Website and app data records:
* * * *

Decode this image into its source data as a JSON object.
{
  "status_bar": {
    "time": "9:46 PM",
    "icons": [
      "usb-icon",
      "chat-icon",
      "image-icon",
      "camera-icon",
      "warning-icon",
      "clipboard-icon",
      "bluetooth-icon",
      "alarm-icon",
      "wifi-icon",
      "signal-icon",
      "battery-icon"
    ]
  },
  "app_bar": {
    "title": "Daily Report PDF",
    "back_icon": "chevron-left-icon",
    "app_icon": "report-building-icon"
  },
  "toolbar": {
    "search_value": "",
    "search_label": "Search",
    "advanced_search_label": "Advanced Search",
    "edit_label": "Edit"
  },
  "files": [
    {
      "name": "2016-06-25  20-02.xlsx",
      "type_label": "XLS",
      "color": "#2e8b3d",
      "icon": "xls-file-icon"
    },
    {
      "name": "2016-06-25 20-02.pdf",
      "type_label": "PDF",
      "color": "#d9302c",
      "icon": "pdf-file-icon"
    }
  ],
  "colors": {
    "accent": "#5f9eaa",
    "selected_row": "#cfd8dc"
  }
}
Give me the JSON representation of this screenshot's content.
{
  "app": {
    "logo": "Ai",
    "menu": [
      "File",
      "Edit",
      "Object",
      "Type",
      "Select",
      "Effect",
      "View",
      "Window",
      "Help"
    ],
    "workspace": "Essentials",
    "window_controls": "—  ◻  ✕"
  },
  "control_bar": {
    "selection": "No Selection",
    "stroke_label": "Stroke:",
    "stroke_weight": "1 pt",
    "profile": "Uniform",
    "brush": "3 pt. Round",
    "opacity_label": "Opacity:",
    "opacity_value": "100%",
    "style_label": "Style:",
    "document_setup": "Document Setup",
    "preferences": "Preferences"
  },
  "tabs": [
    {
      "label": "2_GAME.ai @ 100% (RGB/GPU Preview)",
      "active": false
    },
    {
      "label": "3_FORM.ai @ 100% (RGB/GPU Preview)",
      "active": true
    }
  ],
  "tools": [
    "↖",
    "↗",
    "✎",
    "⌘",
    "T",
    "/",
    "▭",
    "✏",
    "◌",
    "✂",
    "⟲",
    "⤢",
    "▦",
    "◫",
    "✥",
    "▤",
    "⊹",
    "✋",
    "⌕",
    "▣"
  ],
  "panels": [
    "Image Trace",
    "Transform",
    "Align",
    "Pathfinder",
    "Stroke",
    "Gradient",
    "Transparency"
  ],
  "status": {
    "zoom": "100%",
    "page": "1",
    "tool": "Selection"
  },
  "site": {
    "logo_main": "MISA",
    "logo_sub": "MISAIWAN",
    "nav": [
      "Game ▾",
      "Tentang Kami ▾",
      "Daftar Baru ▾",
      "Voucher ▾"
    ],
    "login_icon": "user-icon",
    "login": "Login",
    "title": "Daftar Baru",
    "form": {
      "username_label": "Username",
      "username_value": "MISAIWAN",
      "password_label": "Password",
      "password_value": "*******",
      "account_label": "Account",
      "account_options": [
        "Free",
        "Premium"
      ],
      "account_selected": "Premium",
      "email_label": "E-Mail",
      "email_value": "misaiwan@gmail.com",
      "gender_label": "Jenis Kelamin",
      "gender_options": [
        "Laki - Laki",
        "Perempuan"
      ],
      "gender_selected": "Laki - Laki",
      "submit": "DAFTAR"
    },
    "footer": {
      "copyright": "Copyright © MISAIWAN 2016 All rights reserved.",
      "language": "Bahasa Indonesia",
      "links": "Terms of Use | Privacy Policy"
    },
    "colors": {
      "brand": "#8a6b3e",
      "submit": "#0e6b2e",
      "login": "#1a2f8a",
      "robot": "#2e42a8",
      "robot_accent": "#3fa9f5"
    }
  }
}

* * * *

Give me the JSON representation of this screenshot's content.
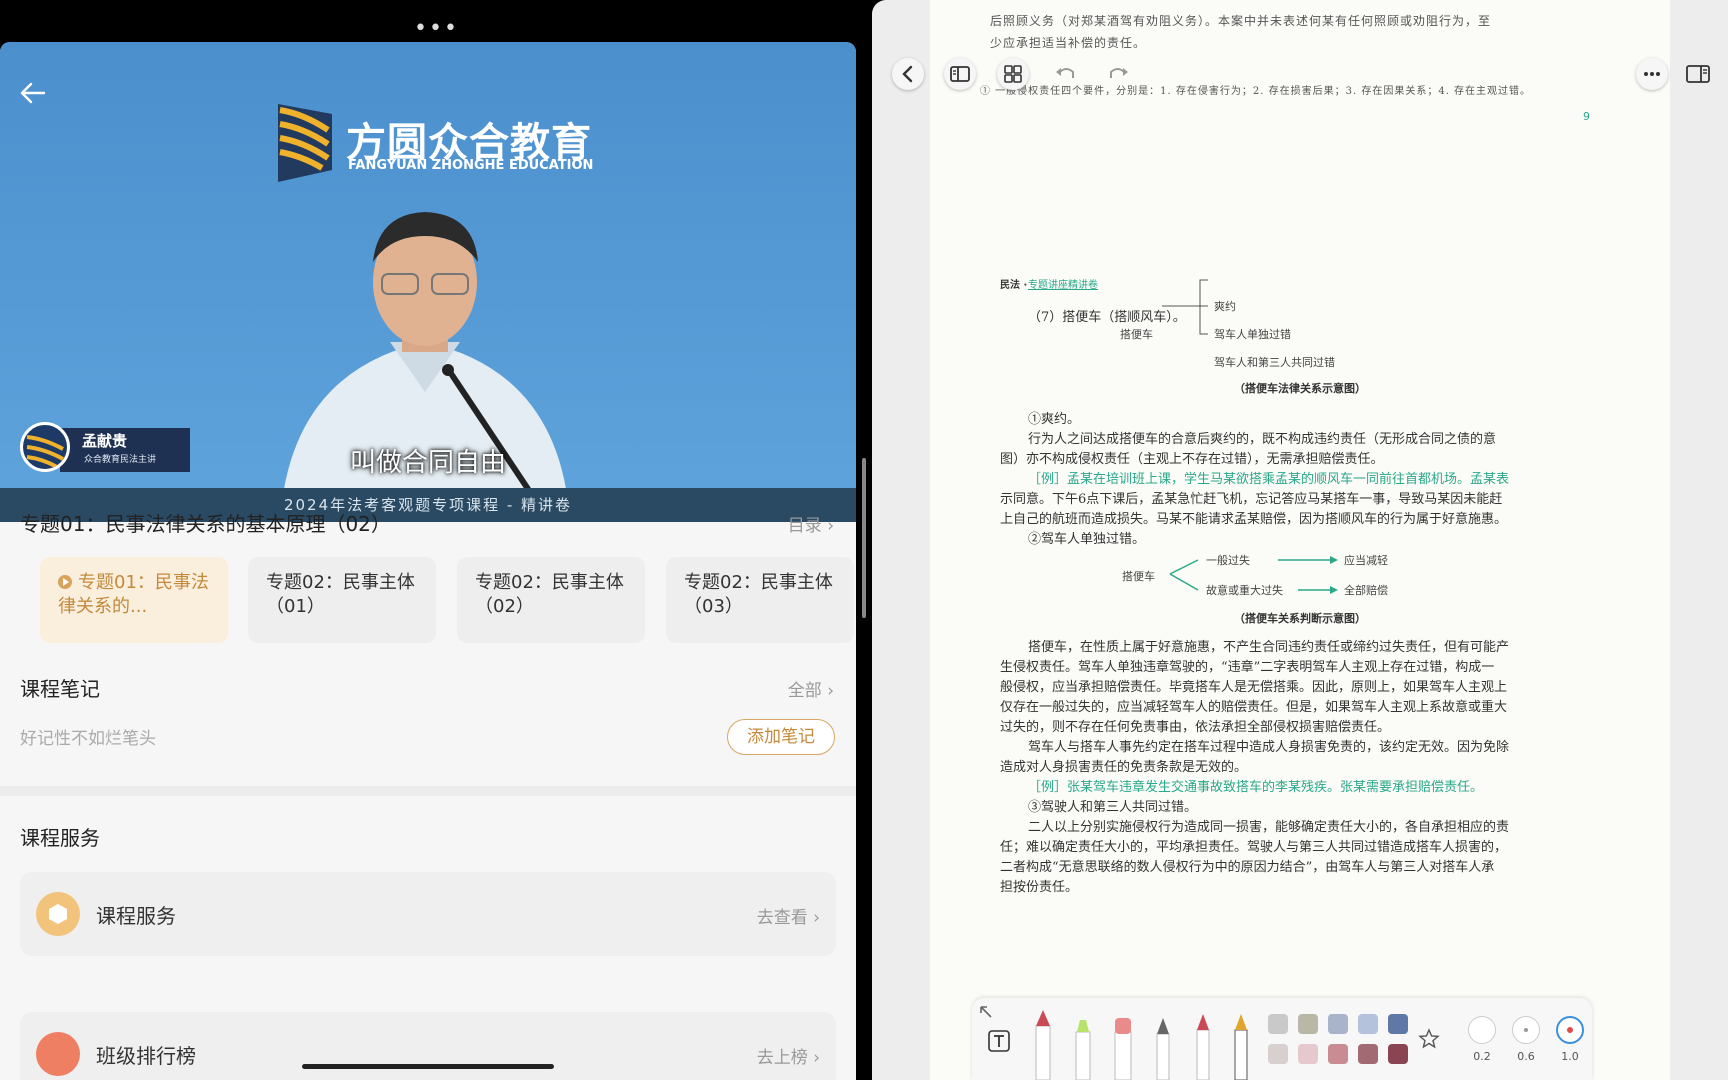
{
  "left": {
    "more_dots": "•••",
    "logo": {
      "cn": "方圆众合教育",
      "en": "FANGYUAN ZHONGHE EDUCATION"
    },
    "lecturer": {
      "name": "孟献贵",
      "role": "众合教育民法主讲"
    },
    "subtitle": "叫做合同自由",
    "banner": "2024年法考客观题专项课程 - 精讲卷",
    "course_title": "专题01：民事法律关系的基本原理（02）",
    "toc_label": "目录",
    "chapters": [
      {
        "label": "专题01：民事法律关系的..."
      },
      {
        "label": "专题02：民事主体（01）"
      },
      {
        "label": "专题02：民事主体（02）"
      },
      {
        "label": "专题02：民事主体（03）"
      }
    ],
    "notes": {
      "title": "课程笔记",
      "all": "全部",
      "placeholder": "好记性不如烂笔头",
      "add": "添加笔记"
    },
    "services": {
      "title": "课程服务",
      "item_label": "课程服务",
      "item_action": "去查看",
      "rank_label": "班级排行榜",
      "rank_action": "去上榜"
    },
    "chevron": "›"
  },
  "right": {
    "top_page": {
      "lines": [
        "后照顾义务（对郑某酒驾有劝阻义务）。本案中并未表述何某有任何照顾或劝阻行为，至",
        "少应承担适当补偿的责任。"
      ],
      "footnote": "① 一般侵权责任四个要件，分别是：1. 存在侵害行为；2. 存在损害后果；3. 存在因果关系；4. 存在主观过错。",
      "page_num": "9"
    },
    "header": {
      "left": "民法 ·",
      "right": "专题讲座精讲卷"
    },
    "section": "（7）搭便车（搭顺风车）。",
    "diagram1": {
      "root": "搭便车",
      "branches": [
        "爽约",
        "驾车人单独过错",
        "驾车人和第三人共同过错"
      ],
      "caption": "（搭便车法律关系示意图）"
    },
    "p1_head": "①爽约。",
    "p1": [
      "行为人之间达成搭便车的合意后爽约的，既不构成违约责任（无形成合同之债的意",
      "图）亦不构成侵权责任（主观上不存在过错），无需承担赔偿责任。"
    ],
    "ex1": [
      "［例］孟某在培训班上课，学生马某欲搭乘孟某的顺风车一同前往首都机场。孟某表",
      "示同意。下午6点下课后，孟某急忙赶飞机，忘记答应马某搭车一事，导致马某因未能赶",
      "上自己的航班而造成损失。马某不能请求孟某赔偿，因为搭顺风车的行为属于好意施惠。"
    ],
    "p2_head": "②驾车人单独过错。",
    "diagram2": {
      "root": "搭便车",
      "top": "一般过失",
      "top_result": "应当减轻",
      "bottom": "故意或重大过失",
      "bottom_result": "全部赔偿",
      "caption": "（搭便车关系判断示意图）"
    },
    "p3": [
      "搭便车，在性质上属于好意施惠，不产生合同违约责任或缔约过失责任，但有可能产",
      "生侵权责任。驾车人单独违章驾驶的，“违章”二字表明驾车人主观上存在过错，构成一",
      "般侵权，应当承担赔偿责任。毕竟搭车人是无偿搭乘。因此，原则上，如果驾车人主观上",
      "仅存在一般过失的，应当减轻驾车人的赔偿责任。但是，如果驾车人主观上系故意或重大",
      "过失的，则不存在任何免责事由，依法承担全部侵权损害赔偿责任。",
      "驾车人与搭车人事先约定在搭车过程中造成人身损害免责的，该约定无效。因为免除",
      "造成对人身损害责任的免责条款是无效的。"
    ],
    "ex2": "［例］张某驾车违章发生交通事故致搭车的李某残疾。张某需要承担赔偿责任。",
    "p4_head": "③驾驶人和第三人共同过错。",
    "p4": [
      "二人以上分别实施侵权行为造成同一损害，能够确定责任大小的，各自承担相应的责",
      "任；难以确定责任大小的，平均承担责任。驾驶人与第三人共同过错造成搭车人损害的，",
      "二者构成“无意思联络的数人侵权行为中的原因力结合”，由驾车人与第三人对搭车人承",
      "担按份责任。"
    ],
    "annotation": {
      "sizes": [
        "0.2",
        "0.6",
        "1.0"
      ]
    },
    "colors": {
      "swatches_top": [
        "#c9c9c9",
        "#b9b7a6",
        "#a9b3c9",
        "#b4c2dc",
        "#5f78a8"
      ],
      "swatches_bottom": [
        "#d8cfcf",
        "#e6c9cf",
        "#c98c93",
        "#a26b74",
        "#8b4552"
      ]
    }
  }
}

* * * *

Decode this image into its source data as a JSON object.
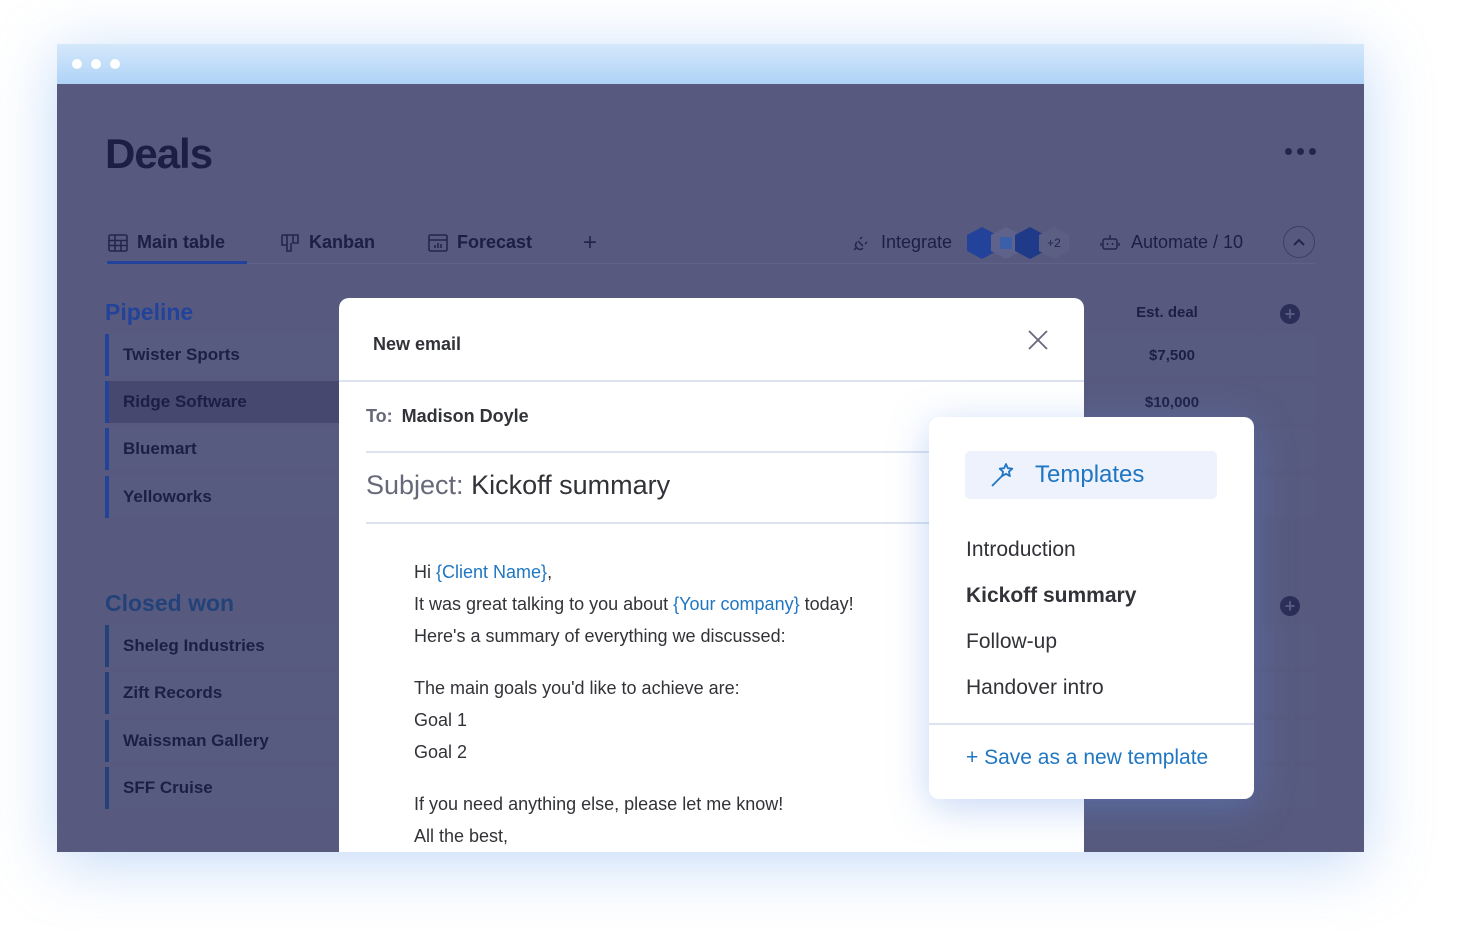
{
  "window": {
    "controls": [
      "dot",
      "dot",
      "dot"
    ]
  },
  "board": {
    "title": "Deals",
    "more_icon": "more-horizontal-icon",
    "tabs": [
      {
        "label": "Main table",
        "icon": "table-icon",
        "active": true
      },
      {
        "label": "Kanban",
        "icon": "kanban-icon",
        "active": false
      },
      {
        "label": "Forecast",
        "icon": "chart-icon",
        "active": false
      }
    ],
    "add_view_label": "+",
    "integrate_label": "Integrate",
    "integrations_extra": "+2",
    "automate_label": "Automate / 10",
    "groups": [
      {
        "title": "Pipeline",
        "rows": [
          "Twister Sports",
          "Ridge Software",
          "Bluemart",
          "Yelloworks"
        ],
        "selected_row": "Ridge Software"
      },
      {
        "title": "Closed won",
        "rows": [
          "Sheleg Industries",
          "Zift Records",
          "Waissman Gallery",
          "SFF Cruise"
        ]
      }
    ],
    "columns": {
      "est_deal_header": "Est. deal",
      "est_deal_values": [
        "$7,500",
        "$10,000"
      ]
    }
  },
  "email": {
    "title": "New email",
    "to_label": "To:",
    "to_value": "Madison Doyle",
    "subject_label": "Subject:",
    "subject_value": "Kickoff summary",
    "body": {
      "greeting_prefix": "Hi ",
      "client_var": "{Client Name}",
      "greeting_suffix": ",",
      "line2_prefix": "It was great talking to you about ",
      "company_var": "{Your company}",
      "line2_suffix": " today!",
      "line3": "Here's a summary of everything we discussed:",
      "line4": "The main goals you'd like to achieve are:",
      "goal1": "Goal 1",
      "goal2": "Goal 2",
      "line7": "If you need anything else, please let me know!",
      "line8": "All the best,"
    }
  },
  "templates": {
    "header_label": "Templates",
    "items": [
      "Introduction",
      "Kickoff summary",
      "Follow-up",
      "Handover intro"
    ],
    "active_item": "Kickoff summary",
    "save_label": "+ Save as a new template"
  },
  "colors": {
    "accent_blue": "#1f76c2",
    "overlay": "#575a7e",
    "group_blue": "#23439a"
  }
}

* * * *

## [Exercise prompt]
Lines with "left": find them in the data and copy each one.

## [The answer]
    "back_icon": "chevron-left-icon",
  "left": {
      "left": "民法 ·",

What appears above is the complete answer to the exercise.